▸ **Work request**: The answer should be every line below, retyped exactly.

▸ **Data listing**:
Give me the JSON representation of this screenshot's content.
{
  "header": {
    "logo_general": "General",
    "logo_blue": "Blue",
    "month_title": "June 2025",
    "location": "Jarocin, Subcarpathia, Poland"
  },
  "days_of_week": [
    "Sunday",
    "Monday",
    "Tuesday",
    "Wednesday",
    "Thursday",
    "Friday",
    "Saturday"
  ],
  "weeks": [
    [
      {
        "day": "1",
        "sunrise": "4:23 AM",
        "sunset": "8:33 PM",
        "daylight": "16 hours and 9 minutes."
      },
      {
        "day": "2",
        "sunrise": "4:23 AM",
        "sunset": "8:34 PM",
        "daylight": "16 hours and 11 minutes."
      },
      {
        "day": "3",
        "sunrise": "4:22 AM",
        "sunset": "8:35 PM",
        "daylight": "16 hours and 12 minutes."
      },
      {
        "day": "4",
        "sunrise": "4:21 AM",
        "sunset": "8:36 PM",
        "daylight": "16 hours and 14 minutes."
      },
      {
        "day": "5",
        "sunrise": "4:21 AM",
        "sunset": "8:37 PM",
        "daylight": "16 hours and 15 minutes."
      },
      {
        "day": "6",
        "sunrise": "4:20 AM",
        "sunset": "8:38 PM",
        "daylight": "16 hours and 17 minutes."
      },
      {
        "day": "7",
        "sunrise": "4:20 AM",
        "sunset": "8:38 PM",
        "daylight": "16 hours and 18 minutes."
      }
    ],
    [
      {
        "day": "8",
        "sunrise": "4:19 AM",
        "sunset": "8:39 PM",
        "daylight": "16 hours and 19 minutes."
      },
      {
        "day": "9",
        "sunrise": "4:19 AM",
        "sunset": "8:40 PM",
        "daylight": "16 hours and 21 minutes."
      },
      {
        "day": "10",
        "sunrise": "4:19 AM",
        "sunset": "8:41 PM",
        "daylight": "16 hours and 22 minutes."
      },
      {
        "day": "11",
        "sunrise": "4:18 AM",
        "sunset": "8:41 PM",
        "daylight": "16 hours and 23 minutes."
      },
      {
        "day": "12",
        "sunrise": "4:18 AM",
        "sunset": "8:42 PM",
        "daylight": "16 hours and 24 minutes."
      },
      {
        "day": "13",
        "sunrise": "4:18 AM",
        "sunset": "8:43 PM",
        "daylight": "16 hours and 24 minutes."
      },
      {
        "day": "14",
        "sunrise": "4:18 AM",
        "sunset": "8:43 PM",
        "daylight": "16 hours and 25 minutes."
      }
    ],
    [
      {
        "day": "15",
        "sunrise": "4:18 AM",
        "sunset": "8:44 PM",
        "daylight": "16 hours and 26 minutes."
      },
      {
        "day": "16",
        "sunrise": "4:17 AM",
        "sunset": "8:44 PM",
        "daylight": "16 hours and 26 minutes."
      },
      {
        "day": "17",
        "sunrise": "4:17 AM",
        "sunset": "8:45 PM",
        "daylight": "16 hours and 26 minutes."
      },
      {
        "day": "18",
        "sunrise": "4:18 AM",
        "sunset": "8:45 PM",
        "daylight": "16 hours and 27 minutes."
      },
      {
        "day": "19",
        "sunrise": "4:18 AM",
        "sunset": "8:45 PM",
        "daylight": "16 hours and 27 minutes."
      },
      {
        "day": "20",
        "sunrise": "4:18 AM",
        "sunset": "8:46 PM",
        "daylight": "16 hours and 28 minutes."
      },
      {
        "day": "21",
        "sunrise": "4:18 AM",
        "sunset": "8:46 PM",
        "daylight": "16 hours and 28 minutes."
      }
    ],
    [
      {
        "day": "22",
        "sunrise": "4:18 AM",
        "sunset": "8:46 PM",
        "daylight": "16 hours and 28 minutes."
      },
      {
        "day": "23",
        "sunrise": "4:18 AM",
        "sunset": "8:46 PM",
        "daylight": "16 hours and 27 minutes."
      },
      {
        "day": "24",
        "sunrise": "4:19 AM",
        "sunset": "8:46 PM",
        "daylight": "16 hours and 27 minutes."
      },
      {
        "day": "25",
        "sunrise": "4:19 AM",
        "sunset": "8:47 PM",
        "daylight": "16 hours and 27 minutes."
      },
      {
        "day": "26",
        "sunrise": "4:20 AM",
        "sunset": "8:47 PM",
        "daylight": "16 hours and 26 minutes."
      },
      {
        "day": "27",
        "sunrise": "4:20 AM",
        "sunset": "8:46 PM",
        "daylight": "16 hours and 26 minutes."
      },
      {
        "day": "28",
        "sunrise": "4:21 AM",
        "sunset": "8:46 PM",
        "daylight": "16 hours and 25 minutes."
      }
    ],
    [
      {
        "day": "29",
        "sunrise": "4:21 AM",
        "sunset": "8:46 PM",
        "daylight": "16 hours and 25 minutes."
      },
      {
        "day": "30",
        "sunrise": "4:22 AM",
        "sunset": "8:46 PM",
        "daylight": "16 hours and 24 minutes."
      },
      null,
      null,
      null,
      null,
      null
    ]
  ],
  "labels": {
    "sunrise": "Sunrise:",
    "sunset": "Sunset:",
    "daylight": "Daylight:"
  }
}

▸ **Solution to the problem**:
Give me the JSON representation of this screenshot's content.
{
  "header": {
    "logo_general": "General",
    "logo_blue": "Blue",
    "month_title": "June 2025",
    "location": "Jarocin, Subcarpathia, Poland"
  },
  "days_of_week": [
    "Sunday",
    "Monday",
    "Tuesday",
    "Wednesday",
    "Thursday",
    "Friday",
    "Saturday"
  ],
  "weeks": [
    [
      {
        "day": "1",
        "sunrise": "4:23 AM",
        "sunset": "8:33 PM",
        "daylight": "16 hours and 9 minutes."
      },
      {
        "day": "2",
        "sunrise": "4:23 AM",
        "sunset": "8:34 PM",
        "daylight": "16 hours and 11 minutes."
      },
      {
        "day": "3",
        "sunrise": "4:22 AM",
        "sunset": "8:35 PM",
        "daylight": "16 hours and 12 minutes."
      },
      {
        "day": "4",
        "sunrise": "4:21 AM",
        "sunset": "8:36 PM",
        "daylight": "16 hours and 14 minutes."
      },
      {
        "day": "5",
        "sunrise": "4:21 AM",
        "sunset": "8:37 PM",
        "daylight": "16 hours and 15 minutes."
      },
      {
        "day": "6",
        "sunrise": "4:20 AM",
        "sunset": "8:38 PM",
        "daylight": "16 hours and 17 minutes."
      },
      {
        "day": "7",
        "sunrise": "4:20 AM",
        "sunset": "8:38 PM",
        "daylight": "16 hours and 18 minutes."
      }
    ],
    [
      {
        "day": "8",
        "sunrise": "4:19 AM",
        "sunset": "8:39 PM",
        "daylight": "16 hours and 19 minutes."
      },
      {
        "day": "9",
        "sunrise": "4:19 AM",
        "sunset": "8:40 PM",
        "daylight": "16 hours and 21 minutes."
      },
      {
        "day": "10",
        "sunrise": "4:19 AM",
        "sunset": "8:41 PM",
        "daylight": "16 hours and 22 minutes."
      },
      {
        "day": "11",
        "sunrise": "4:18 AM",
        "sunset": "8:41 PM",
        "daylight": "16 hours and 23 minutes."
      },
      {
        "day": "12",
        "sunrise": "4:18 AM",
        "sunset": "8:42 PM",
        "daylight": "16 hours and 24 minutes."
      },
      {
        "day": "13",
        "sunrise": "4:18 AM",
        "sunset": "8:43 PM",
        "daylight": "16 hours and 24 minutes."
      },
      {
        "day": "14",
        "sunrise": "4:18 AM",
        "sunset": "8:43 PM",
        "daylight": "16 hours and 25 minutes."
      }
    ],
    [
      {
        "day": "15",
        "sunrise": "4:18 AM",
        "sunset": "8:44 PM",
        "daylight": "16 hours and 26 minutes."
      },
      {
        "day": "16",
        "sunrise": "4:17 AM",
        "sunset": "8:44 PM",
        "daylight": "16 hours and 26 minutes."
      },
      {
        "day": "17",
        "sunrise": "4:17 AM",
        "sunset": "8:45 PM",
        "daylight": "16 hours and 26 minutes."
      },
      {
        "day": "18",
        "sunrise": "4:18 AM",
        "sunset": "8:45 PM",
        "daylight": "16 hours and 27 minutes."
      },
      {
        "day": "19",
        "sunrise": "4:18 AM",
        "sunset": "8:45 PM",
        "daylight": "16 hours and 27 minutes."
      },
      {
        "day": "20",
        "sunrise": "4:18 AM",
        "sunset": "8:46 PM",
        "daylight": "16 hours and 28 minutes."
      },
      {
        "day": "21",
        "sunrise": "4:18 AM",
        "sunset": "8:46 PM",
        "daylight": "16 hours and 28 minutes."
      }
    ],
    [
      {
        "day": "22",
        "sunrise": "4:18 AM",
        "sunset": "8:46 PM",
        "daylight": "16 hours and 28 minutes."
      },
      {
        "day": "23",
        "sunrise": "4:18 AM",
        "sunset": "8:46 PM",
        "daylight": "16 hours and 27 minutes."
      },
      {
        "day": "24",
        "sunrise": "4:19 AM",
        "sunset": "8:46 PM",
        "daylight": "16 hours and 27 minutes."
      },
      {
        "day": "25",
        "sunrise": "4:19 AM",
        "sunset": "8:47 PM",
        "daylight": "16 hours and 27 minutes."
      },
      {
        "day": "26",
        "sunrise": "4:20 AM",
        "sunset": "8:47 PM",
        "daylight": "16 hours and 26 minutes."
      },
      {
        "day": "27",
        "sunrise": "4:20 AM",
        "sunset": "8:46 PM",
        "daylight": "16 hours and 26 minutes."
      },
      {
        "day": "28",
        "sunrise": "4:21 AM",
        "sunset": "8:46 PM",
        "daylight": "16 hours and 25 minutes."
      }
    ],
    [
      {
        "day": "29",
        "sunrise": "4:21 AM",
        "sunset": "8:46 PM",
        "daylight": "16 hours and 25 minutes."
      },
      {
        "day": "30",
        "sunrise": "4:22 AM",
        "sunset": "8:46 PM",
        "daylight": "16 hours and 24 minutes."
      },
      null,
      null,
      null,
      null,
      null
    ]
  ],
  "labels": {
    "sunrise": "Sunrise:",
    "sunset": "Sunset:",
    "daylight": "Daylight:"
  }
}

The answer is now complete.